Fair enough. I mean, if you’re familiar with Cold War era novels like Seven Days in May, for instance, the idea of a military coup certainly isn’t foreign to our pop culture at least. And the relatively recent militarization of our society (as distinct from the glorification of violence per se, which has always been a part of our country since before it was a country), with its often creepy fetishization of the uniform and all its trappings, does point in that direction.
I think it’s almost the other way around. It’s the “rising stars” who get sent on the US training. Those are the same people most likely to start a coup.
I think it’s fair to say that the US training appears utterly ineffective in promoting respect for democratic norms and rule of law.

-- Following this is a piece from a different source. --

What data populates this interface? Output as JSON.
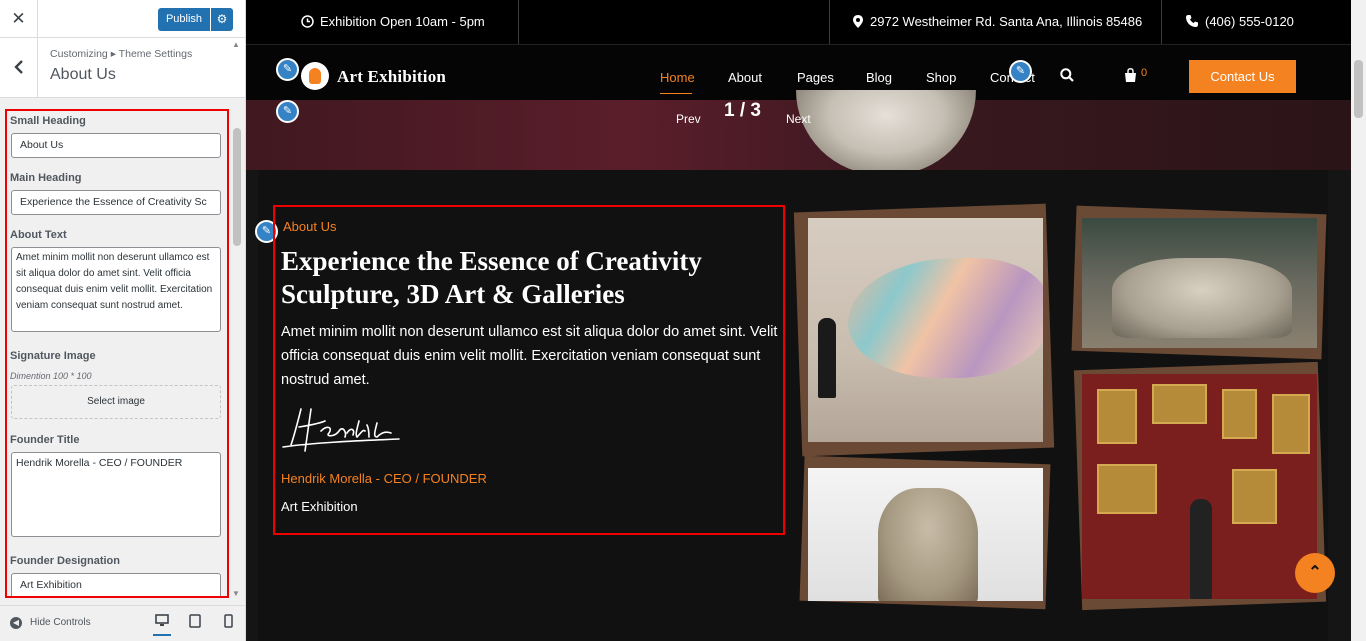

Which is hardly surprising when you are talking about people who have spent decades in their own cultural context getting a few lectures on a different cultural context in a classroom.
Going further back in anglosphere history, the Glorious Revolution could be seen as a military coup with really good PR (elite support was much wider than just the military, but it was the deep and broad military support that made the whole thing remotely worthwhile from William’s perspective).
This is also a good point.
They’re emphasizing democratic norms and the rule of law to people who don’t live in societies with strong democratic norms or rule of law. I agree, it isn’t going to be very sticky.
Huh, interesting. I can see that, yeah. Just like in Turkey or South Korea, too, sometimes in the short run these sorts of coups seem to be better than the alternatives. It’s the long-term implications that are problematic. In the case of the English, though, there seemed to have been a very strong desire to root the changes in a parliamentary framework rather than to perpetuate a series of coups.
And yeah, I can see the “rising stars” thing. Young officers, disenchanted with stuff, get trained by a world-class army, and go back home with lots of ideas and ambitions.
Also, I imagine the US military training programs are, well, focused on military stuff. While you might make a case for nation-building as part of that, it’s a bit heavy a load to push off on trainers who are better suited for teaching tactics, logistics, etc.
As an institution, the US Military isn’t high on democracy either. From my observations, there is a lot of respect for democracy and reverence for the constitution, in the military.
But, there is also a lot disdain for many elected official and government bureaucrats. The US military is one of the better meritocracies in the US, whereas that’s not really true in government, and certainly not the case in politics. One common thing I’ve read in the memoirs of Gen. Marshall, Powell, Schwarzkopf, Mattis, and Sec. Bob Gates is how much they despised testifying before Congress. (Who can blame them having to answer stupid questions from MTG, Jim Jordan, Tuberville etc.).
I bet when training foreign militaries, the message they gets amplified is “elected officials are idiots” and the message “but you need to obey them” gets lost.
Pretty much what you’d expect – the money buried everybody who complained until the project’s flaws were impossible to ignore.
Analysis of newly released photographs of the B-21 Raider. While this is a random YouTube video, analyst is no Lazerpig — Alex Hollings has been nominated for five different awards by an industry association of the Defence Media and won the “Best Military Aviation” category last year. He puts out some really informative videos. Highly recommended to any military aviation aficionados
Still looks like an empanada.
That’s a lot of video production to say “We don’t know anything new, but here are some pics.”
And I will have one spicy chicken and cheese, and one spinach and mushroom.
This one has VERY spicy filling.
He says the pilots will have poor visibility due to the small oddly-shaped windows, but perhaps they have cameras and VR helmets or the like.
That was my assumption, I was thinking they already have the technology from the F-35. Still interesting that they are confident enough in the camera and sensor system that they aren’t bothering much with windows and only providing an absolute minimum of windows for checking for refueling and as needed for safety check with ground crew.
But…. Empanadas are DELICIOUS (and much cheaper)! We just had them for dinner tonight, in fact.
You can buy a whole lot of empanadas for what one of these planes costs, I bet! But then, the deterrent effect of an empanada may well be less. In fact, people might actually want you to deploy the empanadas on them!
As for visibility, I would not be surprised if this thing is pretty much a video game experience where the pilots in most cases don’t ever have to look outside at the real world.
Until things go pear-shaped of course.
If everyone was busy enjoying empanadas, there’d be no war! Imagine!
It will go a long way to addressing America’s worrying meat pie deficiency.
And of course, it is designed to also operate completely pilot-less, as the largest to date drone.
Hard to fight in a war when you’re busy fighting explosive diarrhea!